The Story of SWAT Officer Randy Simmons

Clarion Review (5 Stars)

Thousands of people mourned the death of SWAT officer Randy Simmons, who was killed during a hostage rescue mission. A twenty-seven-year veteran of the Los Angeles Police Department, he was the first Los Angeles SWAT team member killed in the line of duty. He was the consummate officer, always ready to put his life on the line. A dedicated officer to the end, Randy Simmons was also much more.

Four years after his death, his widow, Lisa Simmons, has published his biography, 41 D-Man of Valor: The Story of SWAT Officer Randy Simmons. Lovingly and proudly presented, the book details this very special man’s life and pays tribute to him. Simmons writes casually, as if speaking to a friend, with the occasional grammatical lapse. Her tale is a heady one that she is anxious to share; it is the stuff of made-for-TV movies.

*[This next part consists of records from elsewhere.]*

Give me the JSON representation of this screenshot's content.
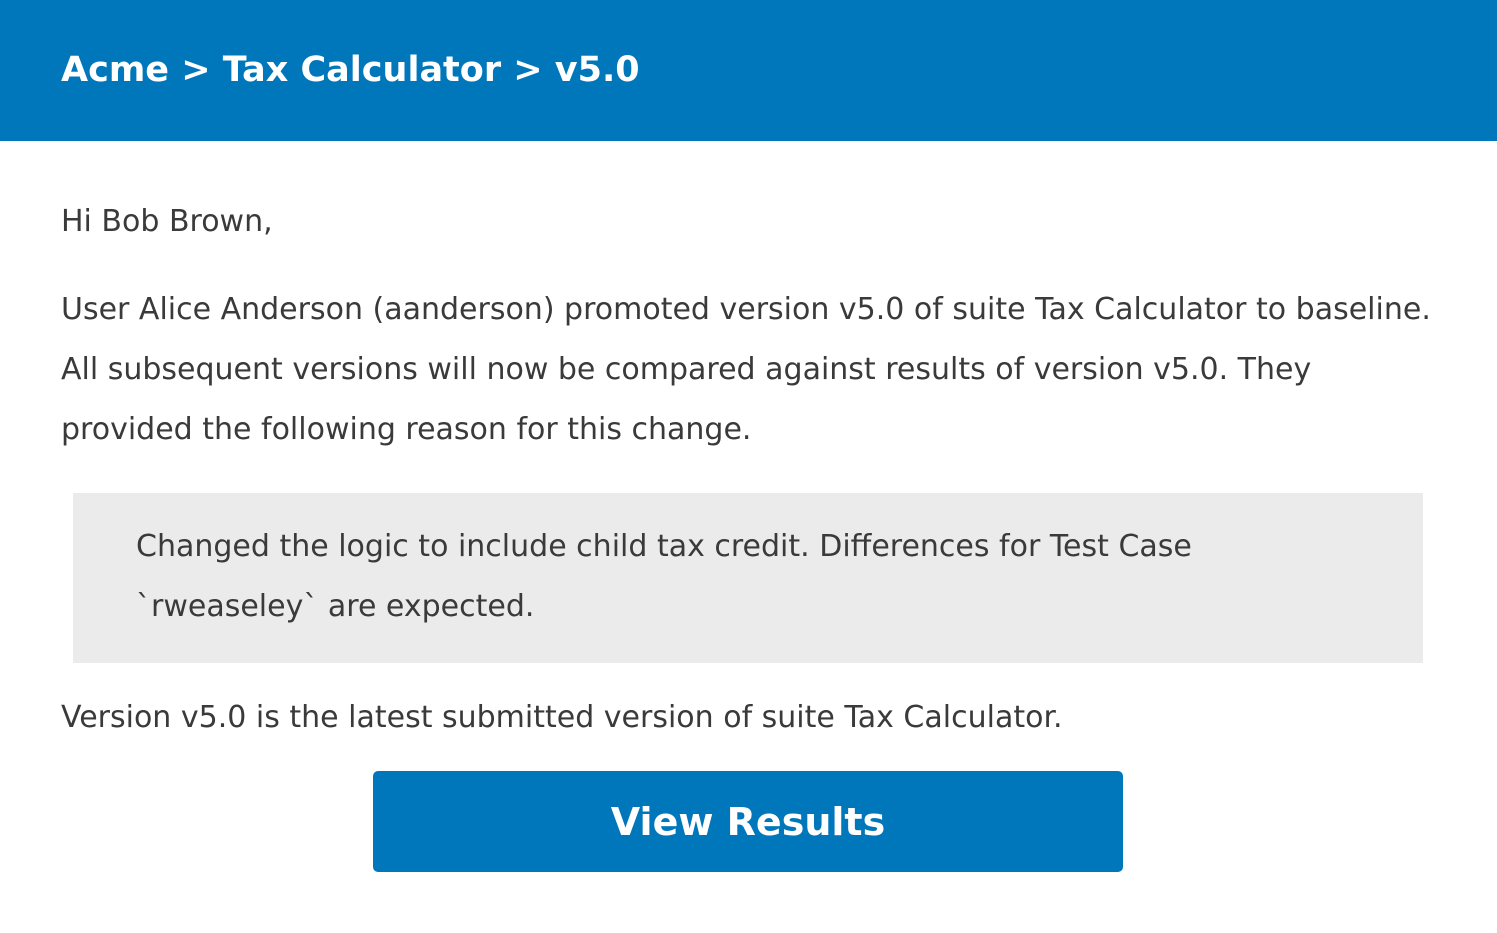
{
  "header": {
    "breadcrumb": "Acme > Tax Calculator > v5.0"
  },
  "email": {
    "greeting": "Hi Bob Brown,",
    "message": "User Alice Anderson (aanderson) promoted version v5.0 of suite Tax Calculator to baseline. All subsequent versions will now be compared against results of version v5.0. They provided the following reason for this change.",
    "reason": "Changed the logic to include child tax credit. Differences for Test Case `rweaseley` are expected.",
    "latest_note": "Version v5.0 is the latest submitted version of suite Tax Calculator.",
    "button_label": "View Results"
  },
  "colors": {
    "brand": "#0077bb",
    "reason_background": "#ebebeb",
    "text": "#3a3a3a"
  }
}
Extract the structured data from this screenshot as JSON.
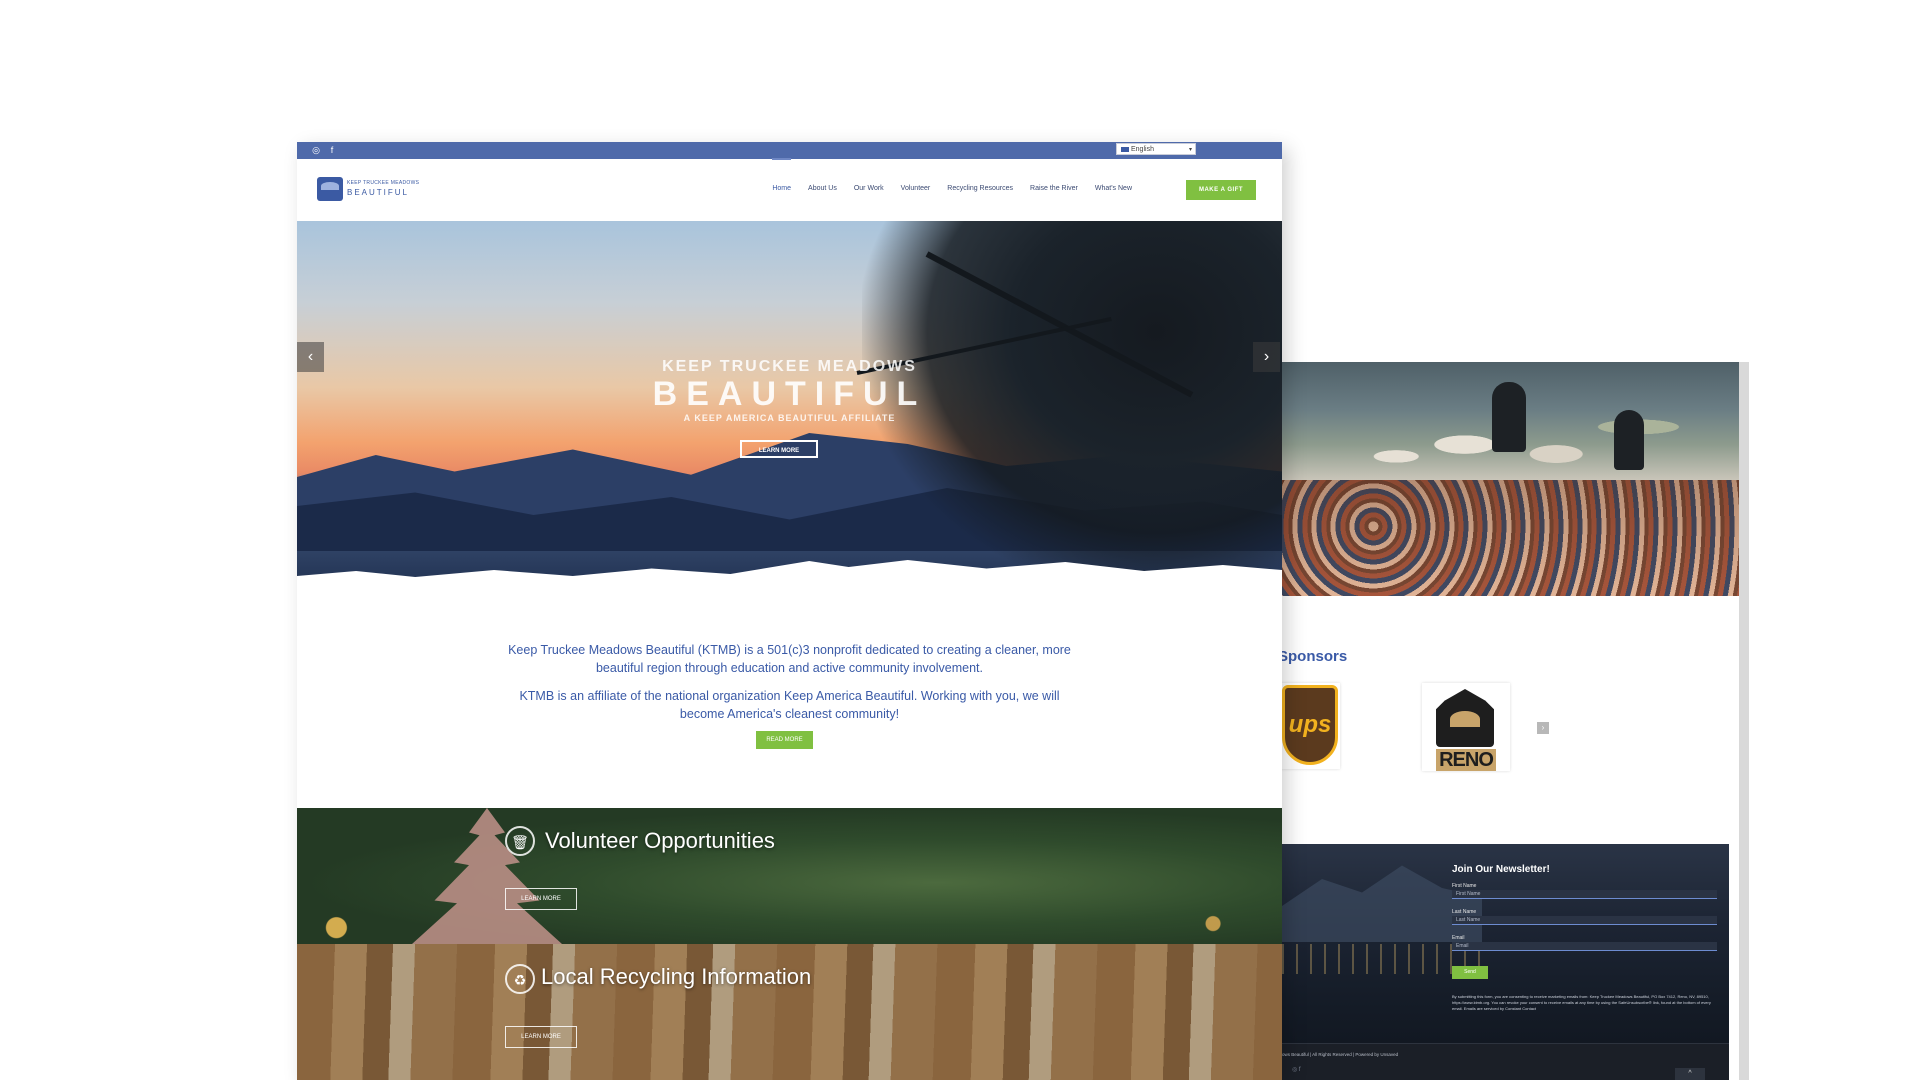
{
  "topbar": {
    "instagram_icon": "instagram-icon",
    "facebook_icon": "facebook-icon",
    "language": "English"
  },
  "logo": {
    "line1": "KEEP TRUCKEE MEADOWS",
    "line2": "BEAUTIFUL"
  },
  "nav": {
    "items": [
      "Home",
      "About Us",
      "Our Work",
      "Volunteer",
      "Recycling Resources",
      "Raise the River",
      "What's New"
    ],
    "cta": "MAKE A GIFT"
  },
  "hero": {
    "title_line1": "KEEP TRUCKEE MEADOWS",
    "title_line2": "BEAUTIFUL",
    "subtitle": "A KEEP AMERICA BEAUTIFUL AFFILIATE",
    "button": "LEARN MORE",
    "prev": "‹",
    "next": "›"
  },
  "intro": {
    "para1": "Keep Truckee Meadows Beautiful (KTMB) is a 501(c)3 nonprofit dedicated to creating a cleaner, more beautiful region through education and active community involvement.",
    "para2": "KTMB is an affiliate of the national organization Keep America Beautiful. Working with you, we will become America's cleanest community!",
    "button": "READ MORE"
  },
  "bands": {
    "volunteer": {
      "title": "Volunteer Opportunities",
      "button": "LEARN MORE",
      "icon": "trash-icon"
    },
    "recycling": {
      "title": "Local Recycling Information",
      "button": "LEARN MORE",
      "icon": "recycle-icon"
    }
  },
  "sponsors": {
    "title": "r Sponsors",
    "ups_text": "ups",
    "reno_text": "RENO",
    "arrow": "›"
  },
  "newsletter": {
    "title": "Join Our Newsletter!",
    "first_label": "First Name",
    "first_placeholder": "First Name",
    "last_label": "Last Name",
    "last_placeholder": "Last Name",
    "email_label": "Email",
    "email_placeholder": "Email",
    "send": "Send",
    "fine_print": "By submitting this form, you are consenting to receive marketing emails from: Keep Truckee Meadows Beautiful, PO Box 7412, Reno, NV, 89510, https://www.ktmb.org. You can revoke your consent to receive emails at any time by using the SafeUnsubscribe® link, found at the bottom of every email. Emails are serviced by Constant Contact"
  },
  "footer": {
    "copyright": "ows Beautiful | All Rights Reserved | Powered by Unsaved",
    "up": "^"
  },
  "colors": {
    "brand_blue": "#3a5aa7",
    "topbar_blue": "#4f6aaa",
    "accent_green": "#80c041"
  }
}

Simmons has taken a long time to work through the issues of her husband’s death, and writing his biography was clearly a painful process. “Our memories allow us to live in a given moment even when it’s just for a matter of seconds,” she observes, finding at least some small consolation in having those memories. Hers was a strong and happy marriage, and Randy put his wife and two children ahead of everything else, including the LAPD. “Only soul mates could run our race, endure our active lifestyle, and remain married,” she writes. It is clear that she finds inspiration in both her husband’s life and his death.

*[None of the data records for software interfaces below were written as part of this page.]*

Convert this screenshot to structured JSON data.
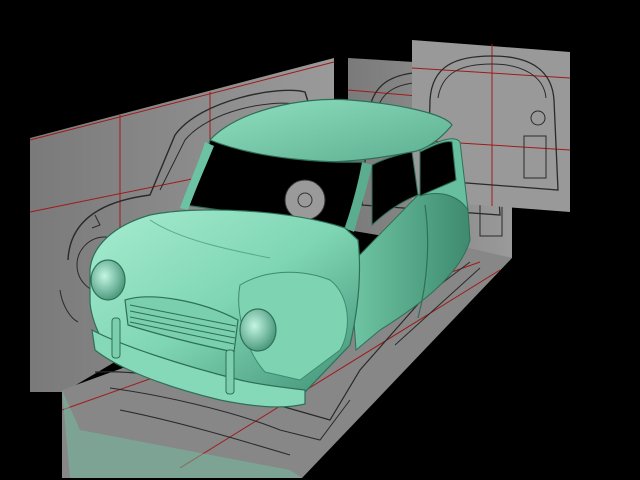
{
  "scene": {
    "background_color": "#000000",
    "body_color": "#7fd6b4",
    "body_shadow_color": "#3f8f74",
    "blueprint_panel_color": "#8e8e8e",
    "blueprint_line_color": "#2a2a2a",
    "guide_line_color": "#b01818",
    "floor_panel_color": "#8c8c8c"
  }
}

A minister’s son, Randy was a devout Christian who “promised God that he would get his life right and serve Him totally.” It was not an empty promise, according to Simmons. Randy had a profound effect on many, both within the force and on the streets in the roughest parts of Los Angeles. Lisa describes him as “a master at sharing the gospel without sounding like a religious fanatic,” adding that “everyone knew he was a man of faith.” Fellow officers often were astounded to find him counseling gang members, street criminals, and drug addicts on changing their ways. His greatest mission was the Glory Kids Ministry, a community outreach program he established for children in the toughest crime areas of the city. Serving as a role model, Randy visited several neighborhoods every single Saturday, calling the kids together for “an edifying lesson and fun.” Both children and their parents looked forward to his weekly visits.

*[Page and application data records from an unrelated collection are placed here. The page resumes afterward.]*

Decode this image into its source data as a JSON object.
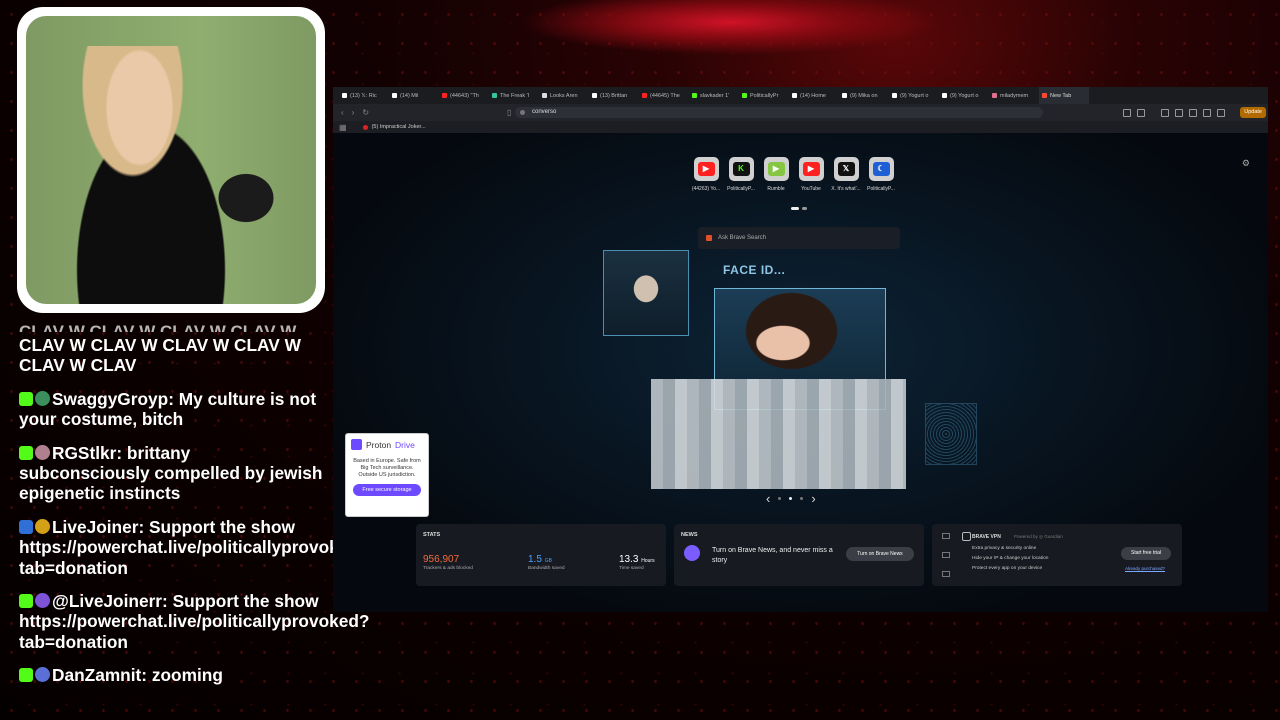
{
  "chat": {
    "cut_line": "CLAV W CLAV W CLAV W CLAV W",
    "lead": "CLAV W CLAV W CLAV W CLAV W CLAV W CLAV",
    "messages": [
      {
        "user": "SwaggyGroyp:",
        "text": "My culture is not your costume, bitch",
        "badge_color": "#53fc18",
        "badge2_color": "#3a8f5c"
      },
      {
        "user": "RGStlkr:",
        "text": "brittany subconsciously compelled by jewish epigenetic instincts",
        "badge_color": "#53fc18",
        "badge2_color": "#b08090"
      },
      {
        "user": "LiveJoiner:",
        "text": "Support the show https://powerchat.live/politicallyprovoked?tab=donation",
        "badge_color": "#2f6fd6",
        "badge2_color": "#d4a017"
      },
      {
        "user": "@LiveJoinerr:",
        "text": "Support the show https://powerchat.live/politicallyprovoked?tab=donation",
        "badge_color": "#53fc18",
        "badge2_color": "#7d54d8"
      },
      {
        "user": "DanZamnit:",
        "text": "zooming",
        "badge_color": "#53fc18",
        "badge2_color": "#5b6fd6"
      }
    ]
  },
  "browser": {
    "tabs": [
      {
        "label": "(13) 𝕏: Ric",
        "color": "#ffffff"
      },
      {
        "label": "(14) Mil",
        "color": "#ffffff"
      },
      {
        "label": "(44643) \"Th",
        "color": "#ff2020"
      },
      {
        "label": "The Freak 'I",
        "color": "#36c4a0"
      },
      {
        "label": "Looks Aren",
        "color": "#dddddd"
      },
      {
        "label": "(13) Brittan",
        "color": "#ffffff"
      },
      {
        "label": "(44645) The",
        "color": "#ff2020"
      },
      {
        "label": "slavkader 1'",
        "color": "#53fc18"
      },
      {
        "label": "PoliticallyPr",
        "color": "#53fc18"
      },
      {
        "label": "(14) Home",
        "color": "#ffffff"
      },
      {
        "label": "(9) Mika on",
        "color": "#ffffff"
      },
      {
        "label": "(9) Yogurt o",
        "color": "#ffffff"
      },
      {
        "label": "(9) Yogurt o",
        "color": "#ffffff"
      },
      {
        "label": "miladymem",
        "color": "#e07090"
      },
      {
        "label": "New Tab",
        "color": "#ff4a30"
      }
    ],
    "address": "converso",
    "update_label": "Update",
    "bookmark": "(5) Impractical Joker..."
  },
  "newtab": {
    "tiles": [
      {
        "label": "(44263) Yo...",
        "glyph": "▶",
        "bg": "#ff2020",
        "fg": "#ffffff"
      },
      {
        "label": "PoliticallyP...",
        "glyph": "K",
        "bg": "#111111",
        "fg": "#53fc18"
      },
      {
        "label": "Rumble",
        "glyph": "▶",
        "bg": "#85c742",
        "fg": "#ffffff"
      },
      {
        "label": "YouTube",
        "glyph": "▶",
        "bg": "#ff2020",
        "fg": "#ffffff"
      },
      {
        "label": "X. It's what'...",
        "glyph": "𝕏",
        "bg": "#111111",
        "fg": "#ffffff"
      },
      {
        "label": "PoliticallyP...",
        "glyph": "☾",
        "bg": "#1f5fd6",
        "fg": "#ffffff"
      }
    ],
    "search_placeholder": "Ask Brave Search",
    "hero_title": "FACE ID...",
    "proton": {
      "brand": "Proton",
      "product": "Drive",
      "body": "Based in Europe. Safe from Big Tech surveillance. Outside US jurisdiction.",
      "button": "Free secure storage"
    },
    "stats": {
      "title": "STATS",
      "trackers_value": "956,907",
      "trackers_label": "Trackers & ads blocked",
      "bandwidth_value": "1.5",
      "bandwidth_unit": "GB",
      "bandwidth_label": "Bandwidth saved",
      "time_value": "13.3",
      "time_unit": "Hours",
      "time_label": "Time saved"
    },
    "news": {
      "title": "NEWS",
      "text": "Turn on Brave News, and never miss a story",
      "button": "Turn on Brave News"
    },
    "vpn": {
      "title": "BRAVE VPN",
      "powered_by": "Powered by ◎ Guardian",
      "items": [
        "Extra privacy & security online",
        "Hide your IP & change your location",
        "Protect every app on your device"
      ],
      "button": "Start free trial",
      "link": "Already purchased?"
    }
  },
  "colors": {
    "accent_green": "#53fc18",
    "brave_orange": "#e2502a",
    "proton_purple": "#6d4aff"
  }
}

While Simmons does glorify her husband’s life, she also makes clear that Randy Simmons was a very special person. However readers may feel about Randy’s Christianity or the author’s unrestrained admiration for him and his good deeds, Officer Simmons was unmistakably a good man and a good cop. His story is inspiring.

Cheryl Hibbard